Malnutrition in the elderly adult is a significant problem worldwide. Survey estimates indicate that 4 to 31% of free living older adults living independently have clinical malnutrition,82 and this number may approach 60% in institutionalized or nursing home patients.83,84 These numbers are not surprising when one considers the daily living conditions of the elderly adult: approximately 30% of older adults live alone, 25% require assistance with activities of daily living, and many suffer from poor dentition, decreased smell and taste sensitivity, as well as psychosocial factors such as depression.75 In addition, common disease processes found in the elderly population can mandate fluid restriction or result in gastrointestinal malabsorption, further limiting nutritional intake in these patients.75 The majority of elderly adults consume insufficient quantities of vitamin D, vitamin E, folate, calcium, dairy products, grains, fruits, and vegetables.78

Thus when an elderly patient presents with a surgical disease process, the patient is often found to have associated deficiencies in macro- or micronutrients. The clinical implications of malnutrition in this population are significant. Hospitalized elderly adults with concomitant malnutrition have increased lengths of hospital stay and increased risk of morbidity and mortality during admission and within the first 90 d of discharge.84 There are several clinical signs that can be used to assess for malnutrition in elderly patients and, if present, could warrant dietary supplementation to optimize recovery. Signs to watch for include cheilosis and angular stomatitis, dehydration, glossitis, poorly healing wounds or ulcers, loss of subcutaneous fat, and loss of muscular mass. In addition, a decreased level of plasma zinc, a low lymphocyte count, and low albumin are all markers of malnutrition81 (Table 13.7).

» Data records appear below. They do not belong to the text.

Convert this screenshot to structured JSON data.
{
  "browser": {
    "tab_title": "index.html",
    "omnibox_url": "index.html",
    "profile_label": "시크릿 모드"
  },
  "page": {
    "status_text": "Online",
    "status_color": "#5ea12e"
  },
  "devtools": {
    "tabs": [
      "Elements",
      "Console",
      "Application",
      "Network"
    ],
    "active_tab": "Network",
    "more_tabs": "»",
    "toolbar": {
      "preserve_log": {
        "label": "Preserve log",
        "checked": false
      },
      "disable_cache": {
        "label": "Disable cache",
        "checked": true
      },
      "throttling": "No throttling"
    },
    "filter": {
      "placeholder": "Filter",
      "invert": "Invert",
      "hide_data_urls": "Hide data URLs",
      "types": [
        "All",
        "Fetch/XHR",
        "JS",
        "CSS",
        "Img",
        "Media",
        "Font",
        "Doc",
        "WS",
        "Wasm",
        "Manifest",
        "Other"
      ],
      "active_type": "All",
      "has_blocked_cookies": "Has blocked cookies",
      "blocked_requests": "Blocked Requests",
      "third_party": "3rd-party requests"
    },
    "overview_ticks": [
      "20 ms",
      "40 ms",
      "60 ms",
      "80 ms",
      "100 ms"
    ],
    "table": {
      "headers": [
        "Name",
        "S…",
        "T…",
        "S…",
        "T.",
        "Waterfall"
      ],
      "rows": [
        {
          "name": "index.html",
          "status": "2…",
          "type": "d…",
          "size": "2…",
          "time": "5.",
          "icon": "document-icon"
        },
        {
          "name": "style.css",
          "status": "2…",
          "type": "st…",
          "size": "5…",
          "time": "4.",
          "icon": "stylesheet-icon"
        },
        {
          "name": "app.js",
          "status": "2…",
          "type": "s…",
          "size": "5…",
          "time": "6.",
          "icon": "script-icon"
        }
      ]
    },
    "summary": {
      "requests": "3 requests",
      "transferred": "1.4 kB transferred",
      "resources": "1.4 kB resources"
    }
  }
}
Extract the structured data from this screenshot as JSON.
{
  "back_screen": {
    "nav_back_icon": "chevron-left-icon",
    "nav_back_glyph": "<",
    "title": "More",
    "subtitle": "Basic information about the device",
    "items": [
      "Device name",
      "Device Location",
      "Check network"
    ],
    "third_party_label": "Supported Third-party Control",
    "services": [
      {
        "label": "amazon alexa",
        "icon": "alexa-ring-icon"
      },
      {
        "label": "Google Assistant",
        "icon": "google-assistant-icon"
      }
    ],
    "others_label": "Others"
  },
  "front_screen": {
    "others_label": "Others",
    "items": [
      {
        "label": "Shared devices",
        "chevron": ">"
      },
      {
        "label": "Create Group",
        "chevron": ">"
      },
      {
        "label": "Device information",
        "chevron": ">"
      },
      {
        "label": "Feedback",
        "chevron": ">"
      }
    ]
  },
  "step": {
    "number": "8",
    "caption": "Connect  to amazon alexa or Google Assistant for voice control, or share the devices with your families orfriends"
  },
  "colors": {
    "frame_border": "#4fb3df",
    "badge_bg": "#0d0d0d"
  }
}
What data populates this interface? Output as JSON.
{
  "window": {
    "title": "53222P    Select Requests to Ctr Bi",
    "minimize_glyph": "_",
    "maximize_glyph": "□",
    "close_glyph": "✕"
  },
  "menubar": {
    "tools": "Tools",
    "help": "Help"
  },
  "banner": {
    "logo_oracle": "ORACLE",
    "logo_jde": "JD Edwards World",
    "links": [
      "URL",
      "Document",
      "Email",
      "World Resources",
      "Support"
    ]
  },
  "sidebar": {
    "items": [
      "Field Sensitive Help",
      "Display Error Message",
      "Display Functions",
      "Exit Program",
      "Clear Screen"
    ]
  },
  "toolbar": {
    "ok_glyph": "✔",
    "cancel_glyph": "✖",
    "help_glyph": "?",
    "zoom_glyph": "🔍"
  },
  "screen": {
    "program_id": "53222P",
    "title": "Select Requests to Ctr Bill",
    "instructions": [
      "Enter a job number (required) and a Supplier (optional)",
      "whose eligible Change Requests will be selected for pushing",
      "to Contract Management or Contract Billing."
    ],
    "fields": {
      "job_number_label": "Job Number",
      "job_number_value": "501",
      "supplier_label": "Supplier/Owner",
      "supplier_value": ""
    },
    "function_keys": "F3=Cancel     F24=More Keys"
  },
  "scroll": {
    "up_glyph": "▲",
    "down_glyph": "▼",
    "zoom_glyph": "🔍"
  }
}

The role of supplemental nutrition for elderly patients both during hospitalization and in the pre-hospital period is a current focus of clinical nutritional research. In general, both macronutrient and micronutrient supplementation has proven beneficial for elderly patients. For example, in elderly outpatients, dietary supplementation

Weight Loss Funnel

Weight Loss Funnel

Who Else Wants To Discover The 3 Most Effective Fat Burning Methods The Weight Loss Industry Does NOT Want You To Know About.

Get My Free Ebook


Post a comment